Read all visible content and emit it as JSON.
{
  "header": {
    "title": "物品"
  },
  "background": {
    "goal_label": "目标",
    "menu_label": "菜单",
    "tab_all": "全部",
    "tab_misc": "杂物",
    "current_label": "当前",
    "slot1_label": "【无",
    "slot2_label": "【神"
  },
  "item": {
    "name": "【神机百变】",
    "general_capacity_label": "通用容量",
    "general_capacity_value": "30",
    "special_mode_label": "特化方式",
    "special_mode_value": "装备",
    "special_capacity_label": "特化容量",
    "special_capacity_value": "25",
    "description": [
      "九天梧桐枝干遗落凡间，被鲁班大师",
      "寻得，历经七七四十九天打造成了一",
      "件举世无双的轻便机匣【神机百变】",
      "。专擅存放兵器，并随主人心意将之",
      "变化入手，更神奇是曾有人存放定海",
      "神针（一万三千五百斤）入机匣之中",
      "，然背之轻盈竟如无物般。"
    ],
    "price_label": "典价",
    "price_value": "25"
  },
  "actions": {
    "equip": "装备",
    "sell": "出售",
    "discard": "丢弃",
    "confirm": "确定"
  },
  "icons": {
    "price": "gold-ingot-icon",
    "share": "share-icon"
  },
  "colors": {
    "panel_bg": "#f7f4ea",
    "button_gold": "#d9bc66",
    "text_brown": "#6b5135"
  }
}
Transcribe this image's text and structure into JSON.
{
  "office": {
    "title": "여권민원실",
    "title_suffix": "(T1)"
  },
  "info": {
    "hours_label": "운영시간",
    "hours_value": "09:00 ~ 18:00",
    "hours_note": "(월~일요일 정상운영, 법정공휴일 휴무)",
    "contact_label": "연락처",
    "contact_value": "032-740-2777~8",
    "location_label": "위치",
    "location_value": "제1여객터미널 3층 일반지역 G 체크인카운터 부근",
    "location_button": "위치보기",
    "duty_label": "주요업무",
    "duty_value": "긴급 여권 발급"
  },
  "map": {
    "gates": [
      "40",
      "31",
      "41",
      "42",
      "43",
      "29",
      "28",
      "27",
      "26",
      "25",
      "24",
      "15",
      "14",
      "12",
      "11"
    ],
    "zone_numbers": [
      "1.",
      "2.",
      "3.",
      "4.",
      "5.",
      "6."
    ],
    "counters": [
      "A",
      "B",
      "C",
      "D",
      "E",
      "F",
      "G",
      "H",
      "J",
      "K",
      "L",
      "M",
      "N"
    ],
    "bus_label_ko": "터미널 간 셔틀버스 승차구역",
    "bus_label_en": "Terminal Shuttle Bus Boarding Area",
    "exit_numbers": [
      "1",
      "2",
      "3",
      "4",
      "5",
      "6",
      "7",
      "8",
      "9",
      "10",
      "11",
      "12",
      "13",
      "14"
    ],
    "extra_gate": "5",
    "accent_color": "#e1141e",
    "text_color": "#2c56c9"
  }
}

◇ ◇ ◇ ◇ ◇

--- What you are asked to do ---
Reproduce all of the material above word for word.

--- Task result ---
Read all visible content and emit it as JSON.
{
  "header": {
    "title": "物品"
  },
  "background": {
    "goal_label": "目标",
    "menu_label": "菜单",
    "tab_all": "全部",
    "tab_misc": "杂物",
    "current_label": "当前",
    "slot1_label": "【无",
    "slot2_label": "【神"
  },
  "item": {
    "name": "【神机百变】",
    "general_capacity_label": "通用容量",
    "general_capacity_value": "30",
    "special_mode_label": "特化方式",
    "special_mode_value": "装备",
    "special_capacity_label": "特化容量",
    "special_capacity_value": "25",
    "description": [
      "九天梧桐枝干遗落凡间，被鲁班大师",
      "寻得，历经七七四十九天打造成了一",
      "件举世无双的轻便机匣【神机百变】",
      "。专擅存放兵器，并随主人心意将之",
      "变化入手，更神奇是曾有人存放定海",
      "神针（一万三千五百斤）入机匣之中",
      "，然背之轻盈竟如无物般。"
    ],
    "price_label": "典价",
    "price_value": "25"
  },
  "actions": {
    "equip": "装备",
    "sell": "出售",
    "discard": "丢弃",
    "confirm": "确定"
  },
  "icons": {
    "price": "gold-ingot-icon",
    "share": "share-icon"
  },
  "colors": {
    "panel_bg": "#f7f4ea",
    "button_gold": "#d9bc66",
    "text_brown": "#6b5135"
  }
}
Transcribe this image's text and structure into JSON.
{
  "office": {
    "title": "여권민원실",
    "title_suffix": "(T1)"
  },
  "info": {
    "hours_label": "운영시간",
    "hours_value": "09:00 ~ 18:00",
    "hours_note": "(월~일요일 정상운영, 법정공휴일 휴무)",
    "contact_label": "연락처",
    "contact_value": "032-740-2777~8",
    "location_label": "위치",
    "location_value": "제1여객터미널 3층 일반지역 G 체크인카운터 부근",
    "location_button": "위치보기",
    "duty_label": "주요업무",
    "duty_value": "긴급 여권 발급"
  },
  "map": {
    "gates": [
      "40",
      "31",
      "41",
      "42",
      "43",
      "29",
      "28",
      "27",
      "26",
      "25",
      "24",
      "15",
      "14",
      "12",
      "11"
    ],
    "zone_numbers": [
      "1.",
      "2.",
      "3.",
      "4.",
      "5.",
      "6."
    ],
    "counters": [
      "A",
      "B",
      "C",
      "D",
      "E",
      "F",
      "G",
      "H",
      "J",
      "K",
      "L",
      "M",
      "N"
    ],
    "bus_label_ko": "터미널 간 셔틀버스 승차구역",
    "bus_label_en": "Terminal Shuttle Bus Boarding Area",
    "exit_numbers": [
      "1",
      "2",
      "3",
      "4",
      "5",
      "6",
      "7",
      "8",
      "9",
      "10",
      "11",
      "12",
      "13",
      "14"
    ],
    "extra_gate": "5",
    "accent_color": "#e1141e",
    "text_color": "#2c56c9"
  }
}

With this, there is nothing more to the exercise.